■ Required work: Keeping each word and mark in place, write out the full listing once more.

___ Exercise inputs

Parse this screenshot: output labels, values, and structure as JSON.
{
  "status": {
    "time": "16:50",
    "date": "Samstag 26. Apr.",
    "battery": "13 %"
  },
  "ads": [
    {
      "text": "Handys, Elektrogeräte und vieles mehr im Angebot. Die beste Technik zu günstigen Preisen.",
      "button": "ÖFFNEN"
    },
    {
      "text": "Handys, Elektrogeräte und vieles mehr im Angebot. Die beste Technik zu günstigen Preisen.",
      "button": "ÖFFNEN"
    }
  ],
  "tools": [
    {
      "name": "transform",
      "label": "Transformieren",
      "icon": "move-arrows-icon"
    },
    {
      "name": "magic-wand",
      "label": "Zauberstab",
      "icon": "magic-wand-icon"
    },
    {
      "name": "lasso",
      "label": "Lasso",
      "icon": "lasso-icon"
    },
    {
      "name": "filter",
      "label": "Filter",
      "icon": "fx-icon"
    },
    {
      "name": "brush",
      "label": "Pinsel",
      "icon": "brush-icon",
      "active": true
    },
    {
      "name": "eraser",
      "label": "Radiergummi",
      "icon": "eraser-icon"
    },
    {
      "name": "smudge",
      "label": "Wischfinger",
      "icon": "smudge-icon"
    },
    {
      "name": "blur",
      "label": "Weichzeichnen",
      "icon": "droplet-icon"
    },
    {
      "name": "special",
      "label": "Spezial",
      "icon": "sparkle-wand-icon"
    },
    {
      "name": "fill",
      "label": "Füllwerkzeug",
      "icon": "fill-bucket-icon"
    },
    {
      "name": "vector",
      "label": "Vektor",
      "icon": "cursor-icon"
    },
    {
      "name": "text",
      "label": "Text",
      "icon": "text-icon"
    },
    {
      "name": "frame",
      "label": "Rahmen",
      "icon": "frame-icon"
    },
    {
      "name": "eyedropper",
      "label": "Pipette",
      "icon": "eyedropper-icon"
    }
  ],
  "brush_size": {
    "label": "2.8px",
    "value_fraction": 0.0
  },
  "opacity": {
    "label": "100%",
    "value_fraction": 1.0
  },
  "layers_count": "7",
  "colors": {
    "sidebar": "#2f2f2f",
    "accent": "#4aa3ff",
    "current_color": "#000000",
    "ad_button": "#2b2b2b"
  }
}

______

■ Response box:
Parse this screenshot: output labels, values, and structure as JSON.
{
  "status": {
    "time": "16:50",
    "date": "Samstag 26. Apr.",
    "battery": "13 %"
  },
  "ads": [
    {
      "text": "Handys, Elektrogeräte und vieles mehr im Angebot. Die beste Technik zu günstigen Preisen.",
      "button": "ÖFFNEN"
    },
    {
      "text": "Handys, Elektrogeräte und vieles mehr im Angebot. Die beste Technik zu günstigen Preisen.",
      "button": "ÖFFNEN"
    }
  ],
  "tools": [
    {
      "name": "transform",
      "label": "Transformieren",
      "icon": "move-arrows-icon"
    },
    {
      "name": "magic-wand",
      "label": "Zauberstab",
      "icon": "magic-wand-icon"
    },
    {
      "name": "lasso",
      "label": "Lasso",
      "icon": "lasso-icon"
    },
    {
      "name": "filter",
      "label": "Filter",
      "icon": "fx-icon"
    },
    {
      "name": "brush",
      "label": "Pinsel",
      "icon": "brush-icon",
      "active": true
    },
    {
      "name": "eraser",
      "label": "Radiergummi",
      "icon": "eraser-icon"
    },
    {
      "name": "smudge",
      "label": "Wischfinger",
      "icon": "smudge-icon"
    },
    {
      "name": "blur",
      "label": "Weichzeichnen",
      "icon": "droplet-icon"
    },
    {
      "name": "special",
      "label": "Spezial",
      "icon": "sparkle-wand-icon"
    },
    {
      "name": "fill",
      "label": "Füllwerkzeug",
      "icon": "fill-bucket-icon"
    },
    {
      "name": "vector",
      "label": "Vektor",
      "icon": "cursor-icon"
    },
    {
      "name": "text",
      "label": "Text",
      "icon": "text-icon"
    },
    {
      "name": "frame",
      "label": "Rahmen",
      "icon": "frame-icon"
    },
    {
      "name": "eyedropper",
      "label": "Pipette",
      "icon": "eyedropper-icon"
    }
  ],
  "brush_size": {
    "label": "2.8px",
    "value_fraction": 0.0
  },
  "opacity": {
    "label": "100%",
    "value_fraction": 1.0
  },
  "layers_count": "7",
  "colors": {
    "sidebar": "#2f2f2f",
    "accent": "#4aa3ff",
    "current_color": "#000000",
    "ad_button": "#2b2b2b"
  }
}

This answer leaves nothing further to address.